Some of the mantras I absorbed over the years:
- Begin with the customer. Read their actions and choices in the data. Personify them and imagine the individual, the families, the lifestyles. Agatha Christie taught us to look for a motive. Our profession doesn’t deal with grim mysteries, but the ‘why’ drives everything.
- Figure out answers to – What business are you in, how it makes money, and the part you play in it. When you start your career staring at code, correcting syntax and swimming in numbers, sometimes this does not seem important. But it is. Because when you present to the CEO and make the data talk, the CEO is wondering how to make the customer walk; into a store, an aisle, a branch, a purchase process.
- Feed your Strengths. Manage your Weaknesses. There are some of us who sit in a performance review and let the accolades slip by, waiting to hear what we did wrong or what we can improve.

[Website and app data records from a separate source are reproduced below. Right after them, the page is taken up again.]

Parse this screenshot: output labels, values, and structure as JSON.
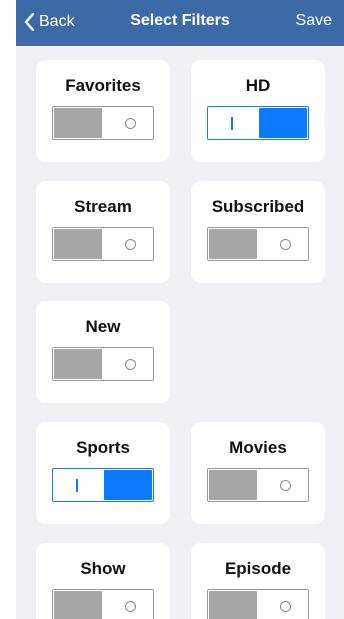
{
  "navbar": {
    "back_label": "Back",
    "title": "Select Filters",
    "save_label": "Save"
  },
  "filters": [
    {
      "label": "Favorites",
      "state": "off"
    },
    {
      "label": "HD",
      "state": "on"
    },
    {
      "label": "Stream",
      "state": "off"
    },
    {
      "label": "Subscribed",
      "state": "off"
    },
    {
      "label": "New",
      "state": "off"
    },
    {
      "label": "Sports",
      "state": "on"
    },
    {
      "label": "Movies",
      "state": "off"
    },
    {
      "label": "Show",
      "state": "off"
    },
    {
      "label": "Episode",
      "state": "off"
    }
  ],
  "colors": {
    "navbar": "#3b6aa6",
    "toggle_on": "#0a7aff",
    "toggle_off": "#a6a6a6",
    "background": "#efeff4"
  }
}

And then we work on the deficiencies often to hear the same the next time around.
It is rare for a weakness to become a strength. Moving the needle from negative to zero will not make you a star. But honing your strengths and exploiting them just might. So, take in the praise and know that this is what you must bank on to succeed.
- Master your stuff but keep it simple. Being a data scientist demands a lot. You must be a poet and a quant, an artist and a geek. Loading up on certifications is not critical; knowing your models is. But most important is the ability to discern whether you need a hammer or a drill. Everything cannot be simplified, but what is the right level of complexity that a problem requires? Quoting Einstein, “Everything should be made as simple as possible, but no simpler.”

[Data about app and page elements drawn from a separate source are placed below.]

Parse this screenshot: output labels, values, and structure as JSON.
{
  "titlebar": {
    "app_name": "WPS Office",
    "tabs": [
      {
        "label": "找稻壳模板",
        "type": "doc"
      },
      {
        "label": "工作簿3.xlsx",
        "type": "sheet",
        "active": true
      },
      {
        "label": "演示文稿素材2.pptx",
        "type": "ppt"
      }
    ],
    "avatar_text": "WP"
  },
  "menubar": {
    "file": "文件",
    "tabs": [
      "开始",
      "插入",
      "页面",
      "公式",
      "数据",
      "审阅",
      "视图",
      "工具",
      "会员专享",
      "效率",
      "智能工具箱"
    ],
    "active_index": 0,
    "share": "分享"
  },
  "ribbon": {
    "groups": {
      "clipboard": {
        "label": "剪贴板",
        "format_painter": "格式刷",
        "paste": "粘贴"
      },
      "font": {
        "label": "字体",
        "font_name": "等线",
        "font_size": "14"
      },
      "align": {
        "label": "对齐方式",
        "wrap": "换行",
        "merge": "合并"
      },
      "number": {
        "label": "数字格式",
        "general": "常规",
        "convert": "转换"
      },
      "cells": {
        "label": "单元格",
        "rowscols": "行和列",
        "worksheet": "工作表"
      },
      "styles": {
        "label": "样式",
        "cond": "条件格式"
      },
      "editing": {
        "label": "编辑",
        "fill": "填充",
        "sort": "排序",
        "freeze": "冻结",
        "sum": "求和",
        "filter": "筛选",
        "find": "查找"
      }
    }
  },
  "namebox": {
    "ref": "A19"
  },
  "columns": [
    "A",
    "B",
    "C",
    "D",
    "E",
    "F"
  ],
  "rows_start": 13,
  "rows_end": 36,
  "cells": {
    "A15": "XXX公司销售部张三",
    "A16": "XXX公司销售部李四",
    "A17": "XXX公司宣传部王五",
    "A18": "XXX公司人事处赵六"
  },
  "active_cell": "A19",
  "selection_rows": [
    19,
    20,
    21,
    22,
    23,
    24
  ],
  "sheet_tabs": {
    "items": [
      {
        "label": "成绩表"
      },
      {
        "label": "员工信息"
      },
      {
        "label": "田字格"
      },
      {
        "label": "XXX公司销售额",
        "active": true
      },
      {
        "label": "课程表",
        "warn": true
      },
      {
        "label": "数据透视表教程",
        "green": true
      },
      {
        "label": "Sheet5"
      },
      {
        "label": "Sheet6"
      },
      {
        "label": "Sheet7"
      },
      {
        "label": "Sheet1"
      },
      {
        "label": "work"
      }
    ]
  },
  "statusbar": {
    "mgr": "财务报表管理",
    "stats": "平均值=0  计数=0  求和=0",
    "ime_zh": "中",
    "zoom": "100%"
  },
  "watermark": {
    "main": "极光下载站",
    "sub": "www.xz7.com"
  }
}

- Make people feel ‘awesome’. This was a Chris Arnold mantra. It is perhaps hard for others to emulate him, but the essence is to hear people, make them feel that they matter, that someone is enabling the paths they want to traverse. Presence, communication and the connection – all need to come together to make this possible.
- Be a mini-Ganesha – remove the obstacles. If you’re not the uber SME, the people who work for you often know more about what works or doesn’t and what they need in order to be more effective and supported. Get those smart people on your team and clear the weeds for them. If you can be charismatic and omniscient, more power to you. Not all have that luxury, though.
- Rethink the regret. Regret and resentment are not unnatural sentiments, and everyone has some incidents they can recall when these were triggered. Sometimes, the right amount of resentment can be very powerful – channelled into the right action; it could lead to phenomenal outcomes that may not have transpired had you stayed content in your largely comfortable zone. At times, people even resent another person leaving the organisation for other opportunities, not realising that one’s network and connections can be lifelong. Move on. And think of what you can do differently.
Most of these don’t sound like tips for data scientists. Perhaps because as one takes on the mantle of leadership, the core principles are universal. I do believe, though, that exposure to business in ways that force you to think of people – customers, employees, teams – and what drives them is critical to leveraging the potential of data and bringing your strengths and leadership abilities to the forefront.
This article is written by a member of the AIM Leaders Council. AIM Leaders Council is an invitation-only forum of senior executives in the Data Science and Analytics industry. To check if you are eligible for a membership, please fill the form here.